80-GRAFIX OTHER PROGRAMMING IDEAS July 1980 To perform a right shift, this routine might be used: 10 FOR X=1TO12 20 FOR Y=6TO2 STEP-1 30 V=(X-1)*6+Y 40 A(V) =A(V-1) 50 NEXT Y 60 A(V)=0 70 NEXT X Here is a short routine you can RUN which will illustrate these ideas: 10 DEFINT X-Z: 'Use integers 15 DIAM A(73): 'Dimension array 20 FOR X=1TO72: 'Set up random bit pattern 25 A(X)=(RND(2))-1: 'As "1" or "0" 30 NEXT X 35 FOR X=1T012:FOR Y=1T06: 'Show bit values 40 PRINT A((X-1)*6+Y); 45 NEXTY 50 FOR Y=6T02 STEP-1: 'Shift right 55 V=(X-1)*6+Y 60 A(V) =A(V-1) 6S NEXTY 70 A(V-1)=0: 'Zero left row position 75 FOR Y=1TO6: 'Print the new values 80 V=(X-1)*6+V 85 PRINT A(V); 90 NEXTY:PRINT 95 NEXT X This routine shows the value of each row and column, shifts the value to the right, and displays the new values for the row. - 23 -
80-GRAFIX SOME PARTING THOUGHTS July 1980 3.6 SOME PARTING THOUGHTS By now, we're sure that your head is literally spinning with ideas and applications for your new 80-GRAFIX capabilities, and frankly, we are anxious to see what ideas you come up withl Here are a few of the ideas that 80-GRAFIX's designer, Ted Carter, came up with: Display music notes IC timing comparisons Computer art Building layouts Automotive design Graphs Special characters (Algol, APL, Greek, etc.) Underline words Inverse video characters Lower case characters ... and so on. The rest is up to you! END OF 80-GRAFIX DOCUMENTATION. - 24 -

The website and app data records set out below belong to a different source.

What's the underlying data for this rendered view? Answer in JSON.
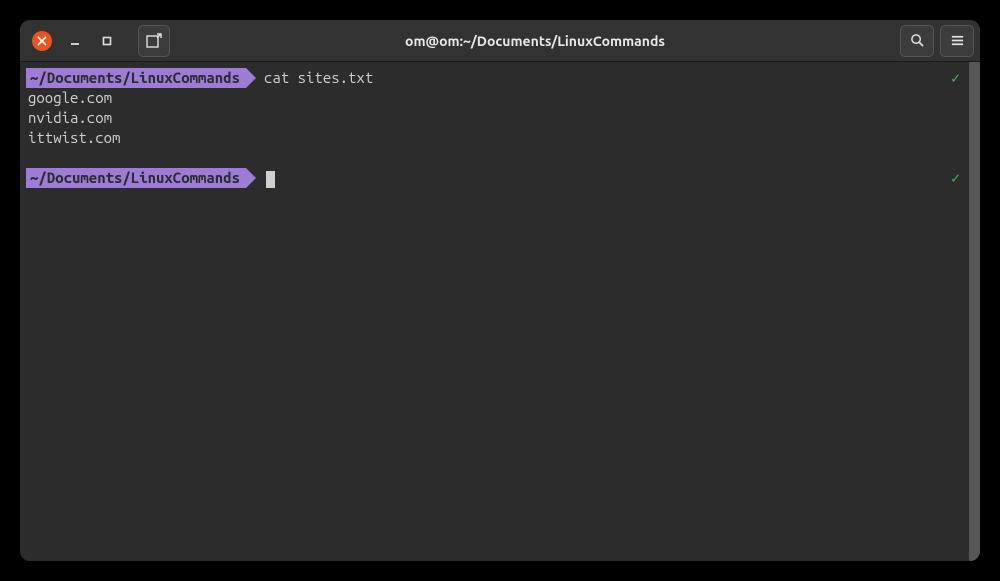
{
  "window": {
    "title": "om@om:~/Documents/LinuxCommands"
  },
  "terminal": {
    "prompts": [
      {
        "path": "~/Documents/LinuxCommands",
        "command": "cat sites.txt",
        "status": "✓"
      },
      {
        "path": "~/Documents/LinuxCommands",
        "command": "",
        "status": "✓"
      }
    ],
    "output": [
      "google.com",
      "nvidia.com",
      "ittwist.com"
    ]
  }
}
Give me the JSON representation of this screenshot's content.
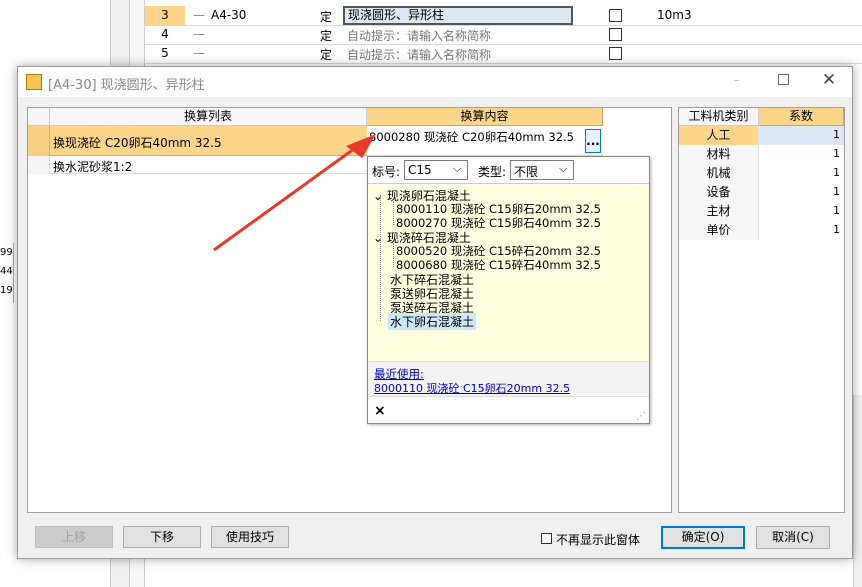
{
  "background": {
    "rows": [
      {
        "num": "3",
        "code": "A4-30",
        "type": "定",
        "name": "现浇圆形、异形柱",
        "unit": "10m3"
      },
      {
        "num": "4",
        "code": "",
        "type": "定",
        "name": "自动提示：请输入名称简称",
        "unit": ""
      },
      {
        "num": "5",
        "code": "",
        "type": "定",
        "name": "自动提示：请输入名称简称",
        "unit": ""
      }
    ],
    "left_values": [
      "99",
      "44",
      "19"
    ]
  },
  "dialog": {
    "title": "[A4-30] 现浇圆形、异形柱",
    "list_header": "换算列表",
    "list_items": [
      "换现浇砼 C20卵石40mm 32.5",
      "换水泥砂浆1:2"
    ],
    "content_header": "换算内容",
    "content_value": "8000280  现浇砼 C20卵石40mm 32.5",
    "ellipsis": "...",
    "popup": {
      "grade_label": "标号:",
      "grade_value": "C15",
      "type_label": "类型:",
      "type_value": "不限",
      "groups": [
        {
          "label": "现浇卵石混凝土",
          "children": [
            "8000110  现浇砼 C15卵石20mm 32.5",
            "8000270  现浇砼 C15卵石40mm 32.5"
          ]
        },
        {
          "label": "现浇碎石混凝土",
          "children": [
            "8000520  现浇砼 C15碎石20mm 32.5",
            "8000680  现浇砼 C15碎石40mm 32.5"
          ]
        }
      ],
      "leaf_groups": [
        "水下碎石混凝土",
        "泵送卵石混凝土",
        "泵送碎石混凝土",
        "水下卵石混凝土"
      ],
      "recent_label": "最近使用:",
      "recent_item": "8000110  现浇砼 C15卵石20mm 32.5",
      "close": "×"
    },
    "coef_headers": [
      "工料机类别",
      "系数"
    ],
    "coef_rows": [
      {
        "name": "人工",
        "value": "1"
      },
      {
        "name": "材料",
        "value": "1"
      },
      {
        "name": "机械",
        "value": "1"
      },
      {
        "name": "设备",
        "value": "1"
      },
      {
        "name": "主材",
        "value": "1"
      },
      {
        "name": "单价",
        "value": "1"
      }
    ],
    "buttons": {
      "up": "上移",
      "down": "下移",
      "tips": "使用技巧",
      "no_show": "不再显示此窗体",
      "ok": "确定(O)",
      "cancel": "取消(C)"
    }
  },
  "colors": {
    "header_orange": "#fdd68c",
    "arrow": "#e8392e",
    "popup_bg": "#ffffe1",
    "selected_row": "#fdd68c"
  }
}
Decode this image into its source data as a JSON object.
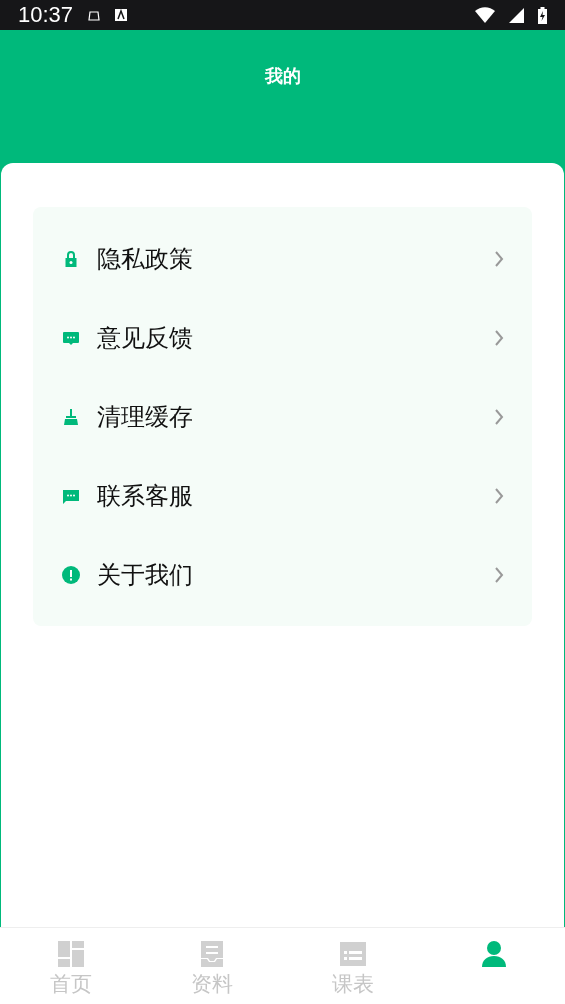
{
  "status_bar": {
    "time": "10:37"
  },
  "header": {
    "title": "我的"
  },
  "menu": [
    {
      "label": "隐私政策",
      "kind": "lock"
    },
    {
      "label": "意见反馈",
      "kind": "feedback"
    },
    {
      "label": "清理缓存",
      "kind": "broom"
    },
    {
      "label": "联系客服",
      "kind": "message"
    },
    {
      "label": "关于我们",
      "kind": "info"
    }
  ],
  "tabs": [
    {
      "label": "首页",
      "kind": "home",
      "selected": false
    },
    {
      "label": "资料",
      "kind": "docs",
      "selected": false
    },
    {
      "label": "课表",
      "kind": "schedule",
      "selected": false
    },
    {
      "kind": "mine",
      "selected": true
    }
  ]
}
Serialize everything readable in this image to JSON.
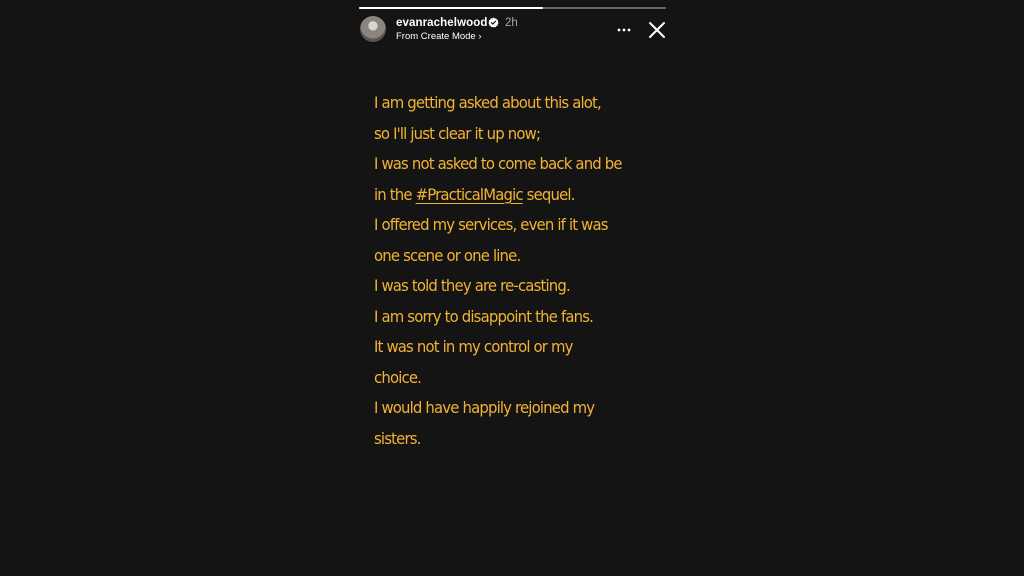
{
  "header": {
    "username": "evanrachelwood",
    "verified_icon": "verified-badge-icon",
    "time": "2h",
    "source_label": "From Create Mode ›",
    "more_icon": "more-horizontal-icon",
    "close_icon": "close-icon"
  },
  "progress": {
    "fraction": 0.6
  },
  "story": {
    "text_color": "#f3b332",
    "lines": [
      "I am getting asked about this alot,",
      "so I'll just clear it up now;",
      "I was not asked to come back and be",
      "in the",
      "#PracticalMagic",
      "sequel.",
      "I offered my services, even if it was",
      "one scene or one line.",
      "I was told they are re-casting.",
      "I am sorry to disappoint the fans.",
      "It was not in my control or my",
      "choice.",
      "I would have happily rejoined my",
      "sisters."
    ]
  }
}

Figure 1: TRS-80 board with 80-grafix installed D

Figure 2: connecting the wire to Z25

Figure 3: connecting the wire to Z12